After an accident, drivers typically exchange insurance information. A driver who is found at fault for the accident may be liable for monetary damages to the persons involved in the collision.
The Maryland Department of Transportation Motor Vehicle Administration (MVA) requires vehicle owners to carry automobile insurance that offers the minimum coverage of $30,000 for injury per person, $60,000 for injury for two or more people and $15,000 for property damage. The required coverage protects persons who suffer minor injuries and minimal property damage, but may not be enough to compensate for the substantial medical and personal injuries arising from a serious accident.
Accidents involving uninsured drivers
Uninsured motorists likely lack the assets and income to pay a civil judgment. In all cases, drivers should consider whether other parties contributed to the accident. If the case involves an uninsured motorist, a third party claim may present an opportunity to recover damages. Liable parties may include an automobile manufacturer that installed defective brakes or a construction contractor who left debris in the roadway.
However, when the other driver does not have enough insurance coverage to pay for your monetary damages, you can make a claim against your insurance company up to the limits of your uninsured motorist coverage.
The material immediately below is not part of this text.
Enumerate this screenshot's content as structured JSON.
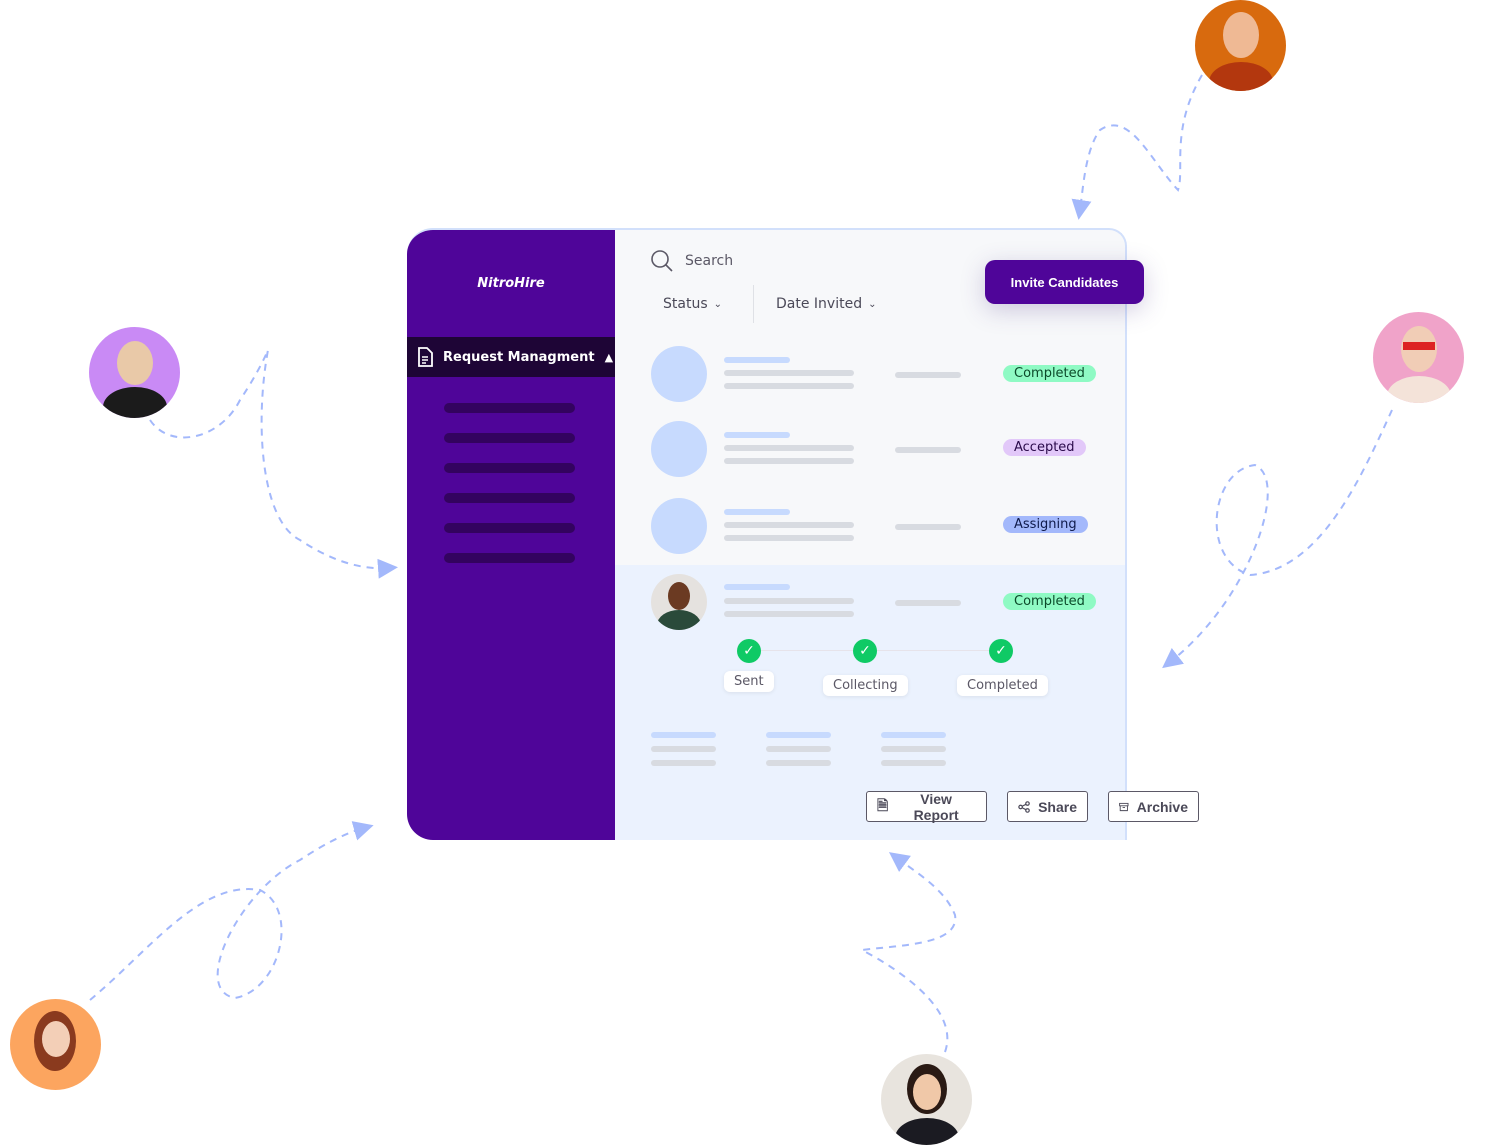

Make sure you have adequate uninsured motorist coverage under your own policy; it is the best protection against the uninsured motorist.
Hit and run accidents
Leaving the scene of an accident is a crime in Maryland. Often, a driver flees to avoid DUI charges, an arrest warrant or financial responsibility. Hit-and-run accidents are treated the same as uninsured motorist claims—allowing injured policy holders to collect from their own insurance carriers. Claims against third-party drivers and corporations can provide further relief for damages above policy coverage limits.